§ What you are asked to do
Reading the data below, count the lines that carry the string "true". Give nothing but the count.

App and web page records
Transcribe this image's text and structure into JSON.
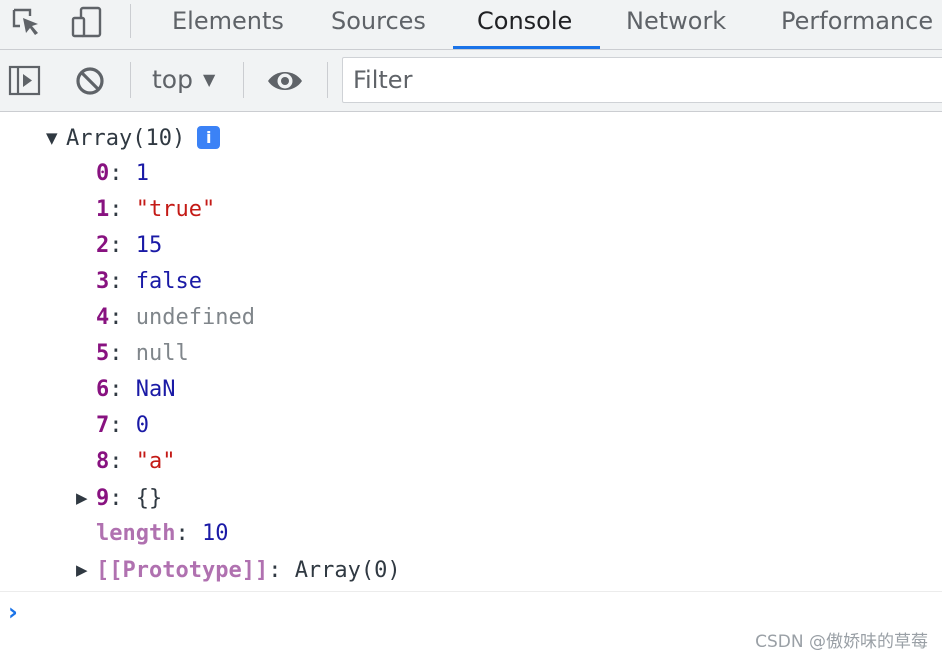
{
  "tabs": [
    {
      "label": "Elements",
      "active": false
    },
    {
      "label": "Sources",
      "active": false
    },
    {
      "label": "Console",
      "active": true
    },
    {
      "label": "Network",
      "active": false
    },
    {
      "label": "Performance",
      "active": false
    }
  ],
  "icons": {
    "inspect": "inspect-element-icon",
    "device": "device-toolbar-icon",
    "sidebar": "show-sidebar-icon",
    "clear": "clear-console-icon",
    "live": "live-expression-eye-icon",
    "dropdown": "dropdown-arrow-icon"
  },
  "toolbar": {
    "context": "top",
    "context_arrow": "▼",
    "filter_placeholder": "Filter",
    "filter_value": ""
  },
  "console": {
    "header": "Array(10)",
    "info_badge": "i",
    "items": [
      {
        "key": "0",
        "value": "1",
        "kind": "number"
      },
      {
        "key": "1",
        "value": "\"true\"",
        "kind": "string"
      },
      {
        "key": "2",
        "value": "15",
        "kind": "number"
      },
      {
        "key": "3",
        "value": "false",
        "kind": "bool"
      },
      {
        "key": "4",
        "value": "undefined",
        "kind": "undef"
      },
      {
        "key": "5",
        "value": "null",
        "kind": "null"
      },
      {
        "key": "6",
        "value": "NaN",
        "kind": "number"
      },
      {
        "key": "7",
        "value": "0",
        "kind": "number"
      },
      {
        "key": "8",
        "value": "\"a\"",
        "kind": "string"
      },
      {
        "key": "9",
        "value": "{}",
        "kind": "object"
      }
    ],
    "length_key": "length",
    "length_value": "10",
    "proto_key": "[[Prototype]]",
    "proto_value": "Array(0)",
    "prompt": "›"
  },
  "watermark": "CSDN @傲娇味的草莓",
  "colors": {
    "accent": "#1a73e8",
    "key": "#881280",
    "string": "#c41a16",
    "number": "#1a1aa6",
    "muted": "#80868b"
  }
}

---

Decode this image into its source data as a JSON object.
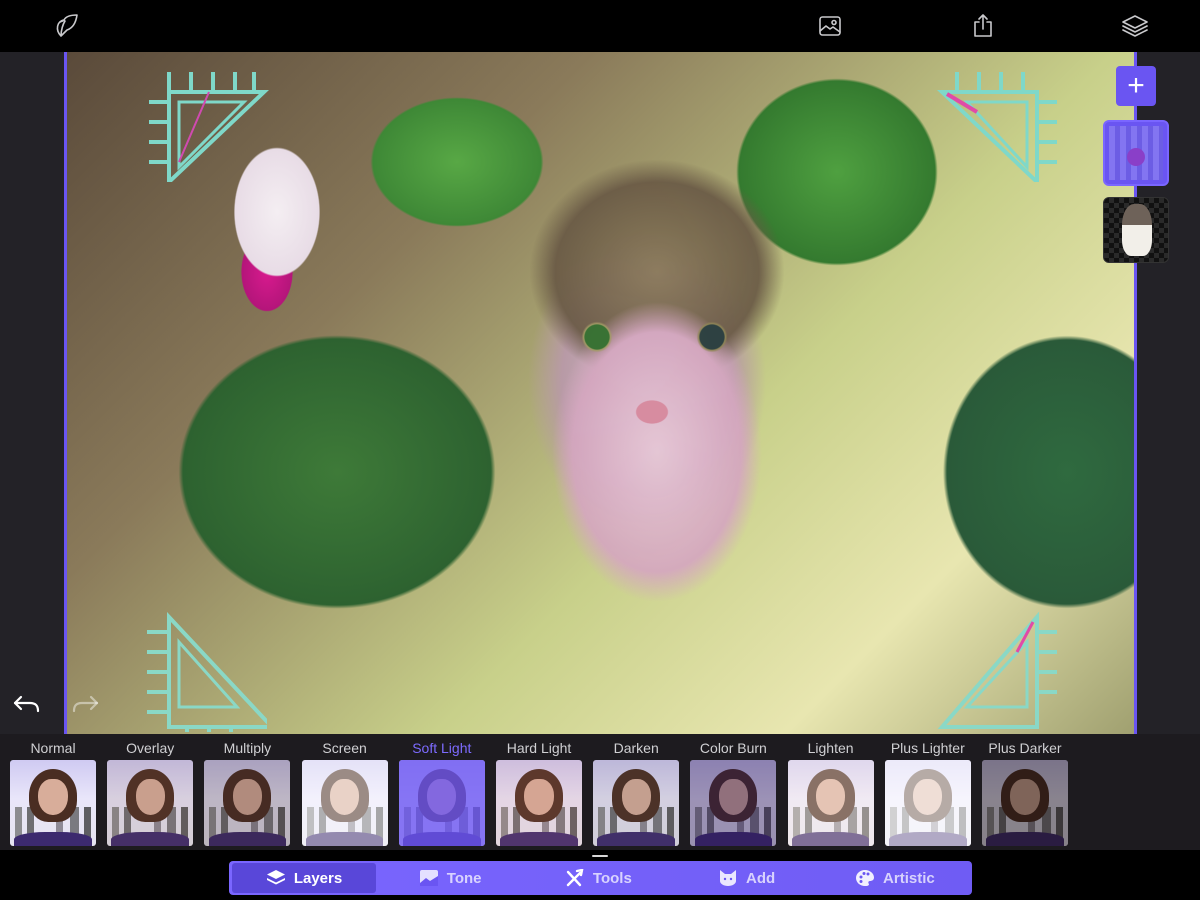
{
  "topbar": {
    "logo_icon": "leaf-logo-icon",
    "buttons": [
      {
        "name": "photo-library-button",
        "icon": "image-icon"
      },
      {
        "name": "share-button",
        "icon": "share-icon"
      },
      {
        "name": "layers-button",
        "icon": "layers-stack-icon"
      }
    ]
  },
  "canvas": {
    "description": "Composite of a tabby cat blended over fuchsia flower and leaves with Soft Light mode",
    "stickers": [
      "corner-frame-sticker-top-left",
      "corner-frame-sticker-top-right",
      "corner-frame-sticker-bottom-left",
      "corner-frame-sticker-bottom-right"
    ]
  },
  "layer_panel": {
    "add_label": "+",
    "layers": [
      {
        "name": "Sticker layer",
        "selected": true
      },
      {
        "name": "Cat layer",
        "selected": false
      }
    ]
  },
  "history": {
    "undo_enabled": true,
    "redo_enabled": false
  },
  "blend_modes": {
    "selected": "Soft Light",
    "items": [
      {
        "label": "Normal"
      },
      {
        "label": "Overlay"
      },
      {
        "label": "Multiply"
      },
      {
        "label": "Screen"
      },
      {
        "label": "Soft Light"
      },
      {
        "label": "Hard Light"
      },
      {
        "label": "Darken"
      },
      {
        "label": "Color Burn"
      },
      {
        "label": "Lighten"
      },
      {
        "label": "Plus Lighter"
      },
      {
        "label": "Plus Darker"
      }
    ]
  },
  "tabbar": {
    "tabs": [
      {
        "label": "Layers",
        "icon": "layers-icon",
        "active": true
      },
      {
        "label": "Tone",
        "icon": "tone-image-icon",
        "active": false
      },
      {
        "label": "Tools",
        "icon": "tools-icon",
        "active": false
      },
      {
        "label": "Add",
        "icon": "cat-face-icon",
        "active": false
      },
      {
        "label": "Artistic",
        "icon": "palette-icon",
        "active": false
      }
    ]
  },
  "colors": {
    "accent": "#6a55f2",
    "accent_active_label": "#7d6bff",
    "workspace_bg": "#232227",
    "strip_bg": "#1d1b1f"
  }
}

§ Task result
5